[Saved data entries]
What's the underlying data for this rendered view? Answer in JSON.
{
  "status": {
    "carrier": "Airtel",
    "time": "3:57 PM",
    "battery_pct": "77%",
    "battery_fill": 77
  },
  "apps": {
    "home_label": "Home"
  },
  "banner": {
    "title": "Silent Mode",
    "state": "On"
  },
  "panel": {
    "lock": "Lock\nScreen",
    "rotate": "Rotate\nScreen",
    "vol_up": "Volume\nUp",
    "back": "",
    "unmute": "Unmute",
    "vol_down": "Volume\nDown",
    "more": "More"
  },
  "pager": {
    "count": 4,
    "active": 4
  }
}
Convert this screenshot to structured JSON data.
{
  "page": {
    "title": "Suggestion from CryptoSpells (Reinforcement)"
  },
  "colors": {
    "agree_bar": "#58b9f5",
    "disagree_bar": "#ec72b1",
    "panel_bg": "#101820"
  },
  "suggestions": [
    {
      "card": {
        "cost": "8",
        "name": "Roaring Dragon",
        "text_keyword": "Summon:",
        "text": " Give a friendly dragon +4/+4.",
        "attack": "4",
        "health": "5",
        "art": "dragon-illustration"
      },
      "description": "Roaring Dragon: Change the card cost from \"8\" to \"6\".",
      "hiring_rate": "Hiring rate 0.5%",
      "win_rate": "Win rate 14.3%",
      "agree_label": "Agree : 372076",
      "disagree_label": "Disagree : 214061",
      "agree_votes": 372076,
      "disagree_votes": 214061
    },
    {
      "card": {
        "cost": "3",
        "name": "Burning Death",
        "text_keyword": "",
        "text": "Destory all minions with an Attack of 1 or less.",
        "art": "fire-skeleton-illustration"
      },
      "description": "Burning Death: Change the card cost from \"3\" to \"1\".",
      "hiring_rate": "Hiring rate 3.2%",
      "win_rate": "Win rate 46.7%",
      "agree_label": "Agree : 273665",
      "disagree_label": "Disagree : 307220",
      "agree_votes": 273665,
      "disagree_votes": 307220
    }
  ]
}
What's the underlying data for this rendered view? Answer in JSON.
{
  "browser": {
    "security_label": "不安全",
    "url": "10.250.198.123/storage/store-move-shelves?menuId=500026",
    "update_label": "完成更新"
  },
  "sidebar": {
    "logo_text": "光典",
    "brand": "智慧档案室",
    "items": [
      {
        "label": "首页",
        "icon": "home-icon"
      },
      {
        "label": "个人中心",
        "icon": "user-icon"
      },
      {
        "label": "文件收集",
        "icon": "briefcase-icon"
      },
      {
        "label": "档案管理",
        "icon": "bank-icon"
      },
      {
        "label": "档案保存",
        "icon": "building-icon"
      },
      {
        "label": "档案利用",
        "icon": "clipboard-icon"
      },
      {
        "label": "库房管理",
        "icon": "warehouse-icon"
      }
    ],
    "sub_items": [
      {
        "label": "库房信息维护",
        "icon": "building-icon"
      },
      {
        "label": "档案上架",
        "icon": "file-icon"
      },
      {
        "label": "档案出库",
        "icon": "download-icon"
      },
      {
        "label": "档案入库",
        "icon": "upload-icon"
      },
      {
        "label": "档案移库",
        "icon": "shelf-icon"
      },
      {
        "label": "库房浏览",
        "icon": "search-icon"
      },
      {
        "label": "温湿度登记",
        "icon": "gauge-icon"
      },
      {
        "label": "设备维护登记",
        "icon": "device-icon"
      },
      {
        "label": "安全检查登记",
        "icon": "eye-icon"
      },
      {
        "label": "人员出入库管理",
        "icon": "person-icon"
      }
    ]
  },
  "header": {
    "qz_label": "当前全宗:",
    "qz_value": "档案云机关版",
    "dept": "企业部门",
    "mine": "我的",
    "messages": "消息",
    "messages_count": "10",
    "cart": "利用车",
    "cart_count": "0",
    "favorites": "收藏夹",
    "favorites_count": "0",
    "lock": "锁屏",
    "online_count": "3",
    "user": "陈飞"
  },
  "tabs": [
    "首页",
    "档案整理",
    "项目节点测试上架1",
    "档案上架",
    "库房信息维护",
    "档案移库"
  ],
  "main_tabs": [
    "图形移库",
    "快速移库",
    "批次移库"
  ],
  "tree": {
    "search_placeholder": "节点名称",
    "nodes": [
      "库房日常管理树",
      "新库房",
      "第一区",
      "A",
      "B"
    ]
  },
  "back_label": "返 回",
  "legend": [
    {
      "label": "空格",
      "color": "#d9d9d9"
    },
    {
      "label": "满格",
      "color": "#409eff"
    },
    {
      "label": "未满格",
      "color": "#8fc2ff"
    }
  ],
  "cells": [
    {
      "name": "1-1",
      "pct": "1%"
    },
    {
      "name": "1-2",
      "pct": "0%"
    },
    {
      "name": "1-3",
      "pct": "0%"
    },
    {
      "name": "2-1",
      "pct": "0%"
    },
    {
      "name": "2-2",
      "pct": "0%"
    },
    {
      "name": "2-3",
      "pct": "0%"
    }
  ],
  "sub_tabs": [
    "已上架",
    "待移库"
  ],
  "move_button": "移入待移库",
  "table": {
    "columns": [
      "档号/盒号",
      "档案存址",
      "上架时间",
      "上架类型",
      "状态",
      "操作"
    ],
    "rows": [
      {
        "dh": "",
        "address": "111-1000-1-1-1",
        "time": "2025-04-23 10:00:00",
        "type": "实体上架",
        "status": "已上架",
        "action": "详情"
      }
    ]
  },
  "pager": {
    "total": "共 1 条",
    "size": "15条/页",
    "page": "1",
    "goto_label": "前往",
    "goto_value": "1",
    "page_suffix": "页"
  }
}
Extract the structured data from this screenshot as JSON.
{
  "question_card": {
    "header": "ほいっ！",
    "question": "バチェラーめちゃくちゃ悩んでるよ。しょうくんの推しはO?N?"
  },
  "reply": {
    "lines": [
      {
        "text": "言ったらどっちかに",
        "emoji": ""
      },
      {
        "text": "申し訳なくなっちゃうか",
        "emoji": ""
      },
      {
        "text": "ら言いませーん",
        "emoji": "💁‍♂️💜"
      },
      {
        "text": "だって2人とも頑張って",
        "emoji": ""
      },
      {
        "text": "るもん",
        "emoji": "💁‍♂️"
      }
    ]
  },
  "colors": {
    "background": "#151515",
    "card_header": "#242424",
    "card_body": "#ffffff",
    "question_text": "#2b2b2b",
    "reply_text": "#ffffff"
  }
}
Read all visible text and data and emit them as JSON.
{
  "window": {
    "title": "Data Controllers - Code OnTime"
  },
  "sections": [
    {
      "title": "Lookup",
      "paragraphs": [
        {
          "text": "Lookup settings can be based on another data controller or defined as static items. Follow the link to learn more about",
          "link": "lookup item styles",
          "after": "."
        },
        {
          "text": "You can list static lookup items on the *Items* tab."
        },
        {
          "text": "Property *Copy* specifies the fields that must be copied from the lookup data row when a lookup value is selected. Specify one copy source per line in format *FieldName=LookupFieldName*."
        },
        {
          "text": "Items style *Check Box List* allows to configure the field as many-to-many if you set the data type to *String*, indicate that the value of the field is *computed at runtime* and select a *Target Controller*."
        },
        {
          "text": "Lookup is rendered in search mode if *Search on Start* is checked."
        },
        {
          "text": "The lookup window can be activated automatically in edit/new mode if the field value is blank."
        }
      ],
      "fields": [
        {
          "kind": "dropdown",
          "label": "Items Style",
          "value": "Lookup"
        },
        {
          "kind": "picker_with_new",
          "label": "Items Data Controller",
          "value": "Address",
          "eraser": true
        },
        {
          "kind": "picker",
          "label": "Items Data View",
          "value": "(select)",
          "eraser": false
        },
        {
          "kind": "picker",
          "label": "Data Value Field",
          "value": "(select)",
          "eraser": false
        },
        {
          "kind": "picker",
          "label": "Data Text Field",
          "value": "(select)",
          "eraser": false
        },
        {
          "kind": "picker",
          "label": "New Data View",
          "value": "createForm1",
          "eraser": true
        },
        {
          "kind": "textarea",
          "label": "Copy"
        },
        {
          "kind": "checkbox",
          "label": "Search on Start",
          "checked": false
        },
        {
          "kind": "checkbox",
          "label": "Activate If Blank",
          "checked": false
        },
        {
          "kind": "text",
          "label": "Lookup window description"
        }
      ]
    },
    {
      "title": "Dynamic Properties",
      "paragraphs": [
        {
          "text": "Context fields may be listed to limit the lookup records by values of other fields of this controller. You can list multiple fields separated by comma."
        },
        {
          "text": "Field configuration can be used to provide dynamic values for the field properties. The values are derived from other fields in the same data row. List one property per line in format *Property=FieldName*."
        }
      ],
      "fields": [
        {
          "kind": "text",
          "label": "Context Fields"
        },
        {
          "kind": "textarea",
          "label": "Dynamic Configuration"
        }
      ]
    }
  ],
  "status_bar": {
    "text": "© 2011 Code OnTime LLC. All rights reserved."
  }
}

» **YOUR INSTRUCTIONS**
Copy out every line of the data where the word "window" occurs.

» **SOLUTION FOR THIS PROBLEM**
  "window": {
          "text": "The lookup window can be activated automatically in edit/new mode if the field value is blank."
          "label": "Lookup window description"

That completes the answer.